The Face of
Reflections on a Famine in Ethiopia
A compelling presentation of a devastating humanitarian crisis on television propelled Dr. Conner and his wife and two children on a missionary trip to Ethiopia.
The crisis was a famine in Ethiopia which threatened the lives of many thousands of Ethiopian citizens. It has been estimated that four hundred thousand to five hundred thousand perished due to the famine in 1983-1985, and millions were made destitute.
A robust international response was mounted to assist the people of Ethiopia, and many relief and humanitarian organizations responded with food, clothing, blankets, and medication, along with logistical and medical teams to respond to the crisis.
For Dr. Conner and his wife, the service in Ethiopia (1984-1987) was the beginning of a new way of life of community outreach and ministry. Despite leaving the mission field after the period of service, they considered themselves as missionaries to their own country, America.
Using our mission’s jeep as an ambulance, we took Desta to the tent hospital. I discussed his plight with the physician in charge although his predicament was obvious. I had to turn his care over to the physician and hope for the best. I prayed for his survival. I decided to comeback two days later to see what had happened.

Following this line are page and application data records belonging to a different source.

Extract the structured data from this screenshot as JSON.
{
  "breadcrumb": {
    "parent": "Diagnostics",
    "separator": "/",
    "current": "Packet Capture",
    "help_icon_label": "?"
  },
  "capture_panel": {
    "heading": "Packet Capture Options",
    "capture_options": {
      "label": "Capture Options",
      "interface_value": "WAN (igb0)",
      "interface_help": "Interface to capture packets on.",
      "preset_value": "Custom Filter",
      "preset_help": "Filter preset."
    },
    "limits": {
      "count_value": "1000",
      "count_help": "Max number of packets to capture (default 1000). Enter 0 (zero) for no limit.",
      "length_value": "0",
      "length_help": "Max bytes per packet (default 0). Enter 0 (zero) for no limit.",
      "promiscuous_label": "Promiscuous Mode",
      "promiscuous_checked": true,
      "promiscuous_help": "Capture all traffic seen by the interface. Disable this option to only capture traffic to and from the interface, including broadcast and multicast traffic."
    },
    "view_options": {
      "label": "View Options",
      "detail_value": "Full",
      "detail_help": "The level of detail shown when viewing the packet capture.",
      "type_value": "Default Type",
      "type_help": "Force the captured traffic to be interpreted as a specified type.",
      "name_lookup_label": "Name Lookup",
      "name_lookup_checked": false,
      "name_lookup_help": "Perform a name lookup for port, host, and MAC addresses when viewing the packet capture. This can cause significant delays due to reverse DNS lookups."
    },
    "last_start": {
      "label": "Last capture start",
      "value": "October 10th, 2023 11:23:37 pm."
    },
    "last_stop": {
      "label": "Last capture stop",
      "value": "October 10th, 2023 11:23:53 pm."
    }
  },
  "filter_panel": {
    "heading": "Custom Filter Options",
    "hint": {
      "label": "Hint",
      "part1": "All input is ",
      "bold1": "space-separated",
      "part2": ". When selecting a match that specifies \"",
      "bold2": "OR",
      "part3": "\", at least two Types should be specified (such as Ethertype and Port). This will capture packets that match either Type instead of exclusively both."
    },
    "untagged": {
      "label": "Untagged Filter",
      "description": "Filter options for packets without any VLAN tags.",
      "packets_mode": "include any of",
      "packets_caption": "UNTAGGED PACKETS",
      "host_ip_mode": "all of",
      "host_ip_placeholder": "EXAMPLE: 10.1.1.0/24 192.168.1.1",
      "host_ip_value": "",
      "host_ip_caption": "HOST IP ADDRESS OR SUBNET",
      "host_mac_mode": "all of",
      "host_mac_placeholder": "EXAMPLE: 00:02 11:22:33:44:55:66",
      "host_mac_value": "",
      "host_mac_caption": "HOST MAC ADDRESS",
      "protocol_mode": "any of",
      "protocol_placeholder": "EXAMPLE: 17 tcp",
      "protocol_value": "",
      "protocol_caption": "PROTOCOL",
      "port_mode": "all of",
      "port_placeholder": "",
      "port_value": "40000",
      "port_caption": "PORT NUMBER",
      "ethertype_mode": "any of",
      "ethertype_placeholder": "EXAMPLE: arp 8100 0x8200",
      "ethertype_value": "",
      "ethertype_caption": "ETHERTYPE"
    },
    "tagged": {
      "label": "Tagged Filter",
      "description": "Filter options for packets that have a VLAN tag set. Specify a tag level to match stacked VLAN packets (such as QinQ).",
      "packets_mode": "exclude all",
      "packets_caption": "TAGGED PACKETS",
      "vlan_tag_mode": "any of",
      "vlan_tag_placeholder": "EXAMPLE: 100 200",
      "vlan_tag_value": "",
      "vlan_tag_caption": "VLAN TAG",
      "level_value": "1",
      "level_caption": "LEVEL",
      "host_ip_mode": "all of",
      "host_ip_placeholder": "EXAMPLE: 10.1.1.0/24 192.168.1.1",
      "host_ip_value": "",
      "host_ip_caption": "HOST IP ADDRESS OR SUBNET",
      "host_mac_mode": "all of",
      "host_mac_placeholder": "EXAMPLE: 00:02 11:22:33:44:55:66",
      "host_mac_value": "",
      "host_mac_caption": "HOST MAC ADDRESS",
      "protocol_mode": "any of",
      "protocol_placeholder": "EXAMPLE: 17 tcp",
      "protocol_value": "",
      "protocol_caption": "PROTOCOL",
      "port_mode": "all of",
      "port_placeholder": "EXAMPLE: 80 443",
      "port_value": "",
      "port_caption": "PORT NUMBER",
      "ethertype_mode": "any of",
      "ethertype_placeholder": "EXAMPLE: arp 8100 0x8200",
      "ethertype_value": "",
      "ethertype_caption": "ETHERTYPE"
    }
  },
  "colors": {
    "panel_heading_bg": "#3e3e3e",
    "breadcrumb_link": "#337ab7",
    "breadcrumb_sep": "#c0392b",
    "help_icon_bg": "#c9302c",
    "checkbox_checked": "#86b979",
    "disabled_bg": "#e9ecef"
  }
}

Meanwhile, the news reports from Ethiopia revealed an immense human tragedy like none that I had ever heard of before. I thought again about eight million people being at risk for starvation. In addition, millions lived in abject poverty and in inhuman conditions. I was in a position to help. If I was going to go to help, it would have to be now. It seemed that the needs of the people I was going to serve were more important than all other considerations. I felt compelled to act. The future was uncertain, but I just prayed that I was making the right decision.
I had some second thoughts. I was concerned that I was going to put my family in danger. After all there was famine, disease, and warfare going on in Ethiopia. The country was very poor and I was concerned about the type of house we would live in, what we would eat, what type of medical care would be available, and what unknown threats and dangers awaited us. We prayed about the move and we were convinced we were doing the right thing. Our help was in fact needed in Ethiopia. There was hunger in the country, along with illness and a shortage of physicians. It did look like I was going to have to defer and perhaps give up my desire to become a specialist in hematology/oncology for sure at home in America, and more and more I had misgivings about this. However, it was not enough to change my plans to travel as planned.